- Thesbhub.com.au. (2019). [online] Available at: https://thesbhub.com.au/content/dam/anz-smallbusiness/downloads/AGRI-Commodity-Note-Edition-9.pdf ↩
- Aegic.org.au. (2019). [online] Available at: https://aegic.org.au/wp-content/uploads/2016/09/Russia-wheat-industry-Implications-for-Australia.pdf ↩
- Sullivan, K. (2019). Australia to import grain for the first time since 2007. [online] ABC Rural.
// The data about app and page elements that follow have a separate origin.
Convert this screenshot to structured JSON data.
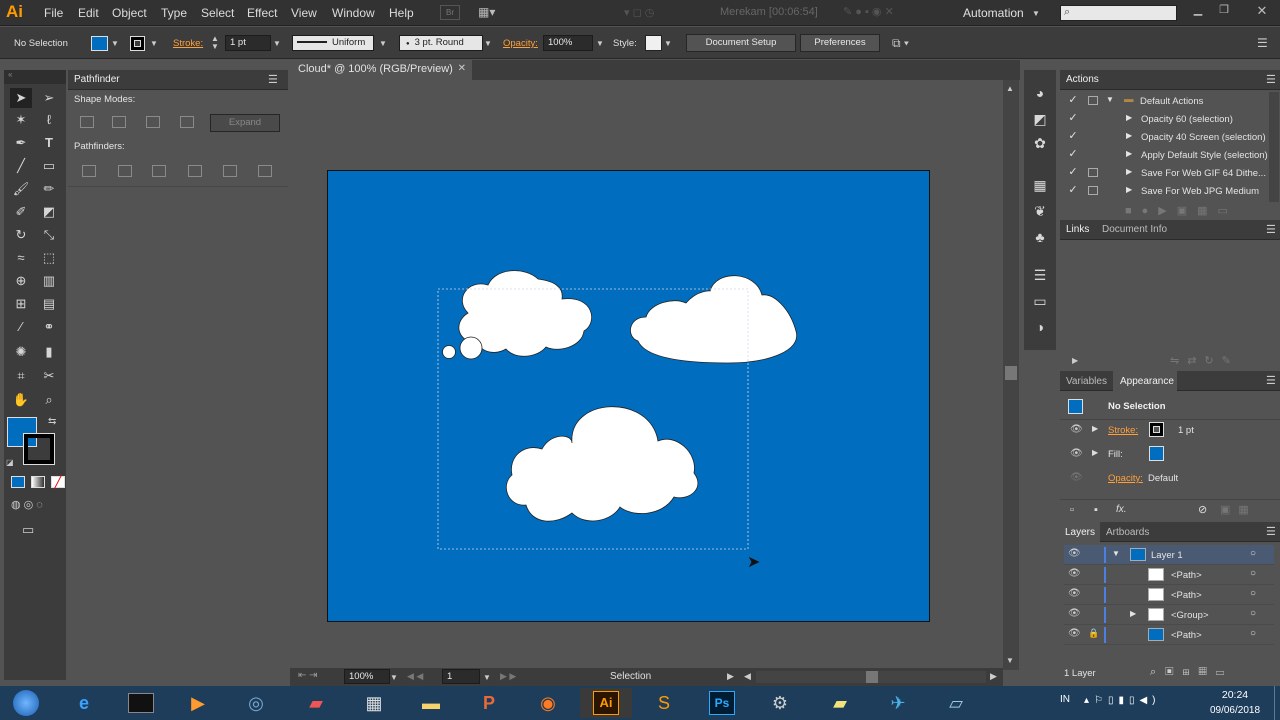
{
  "app": {
    "logo": "Ai",
    "menus": [
      "File",
      "Edit",
      "Object",
      "Type",
      "Select",
      "Effect",
      "View",
      "Window",
      "Help"
    ],
    "recording": "Merekam [00:06:54]",
    "workspace": "Automation"
  },
  "control_bar": {
    "selection": "No Selection",
    "stroke_label": "Stroke:",
    "stroke_weight": "1 pt",
    "profile": "Uniform",
    "brush": "3 pt. Round",
    "opacity_label": "Opacity:",
    "opacity_value": "100%",
    "style_label": "Style:",
    "document_setup": "Document Setup",
    "preferences": "Preferences"
  },
  "pathfinder": {
    "title": "Pathfinder",
    "shape_modes": "Shape Modes:",
    "expand": "Expand",
    "pathfinders": "Pathfinders:"
  },
  "document": {
    "tab_title": "Cloud* @ 100% (RGB/Preview)",
    "artboard_color": "#016dbf",
    "zoom": "100%",
    "page": "1",
    "status": "Selection"
  },
  "actions": {
    "tab": "Actions",
    "items": [
      {
        "label": "Default Actions"
      },
      {
        "label": "Opacity 60 (selection)"
      },
      {
        "label": "Opacity 40 Screen (selection)"
      },
      {
        "label": "Apply Default Style (selection)"
      },
      {
        "label": "Save For Web GIF 64 Dithe..."
      },
      {
        "label": "Save For Web JPG Medium"
      }
    ]
  },
  "links_panel": {
    "tabs": [
      "Links",
      "Document Info"
    ]
  },
  "appearance": {
    "tabs": [
      "Variables",
      "Appearance"
    ],
    "title": "No Selection",
    "stroke_label": "Stroke:",
    "stroke_value": "1 pt",
    "fill_label": "Fill:",
    "opacity_label": "Opacity:",
    "opacity_value": "Default",
    "fx": "fx."
  },
  "layers": {
    "tabs": [
      "Layers",
      "Artboards"
    ],
    "items": [
      {
        "label": "Layer 1"
      },
      {
        "label": "<Path>"
      },
      {
        "label": "<Path>"
      },
      {
        "label": "<Group>"
      },
      {
        "label": "<Path>"
      }
    ],
    "count": "1 Layer"
  },
  "taskbar": {
    "lang": "IN",
    "time": "20:24",
    "date": "09/06/2018"
  }
}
Available at: https://www.abc.net.au/news/rural/2019-05-15/australia-approves-grain-imports/11113320 ↩
- Internet, C. (2019). New future foods focus propels agriculture’s $100 billion vision < Media Releases National Farmers’ Federation. [online] Nff.org.au. Available at: https://www.nff.org.au/read/6364/new-future-foods-focus-propels-agricultures.html ↩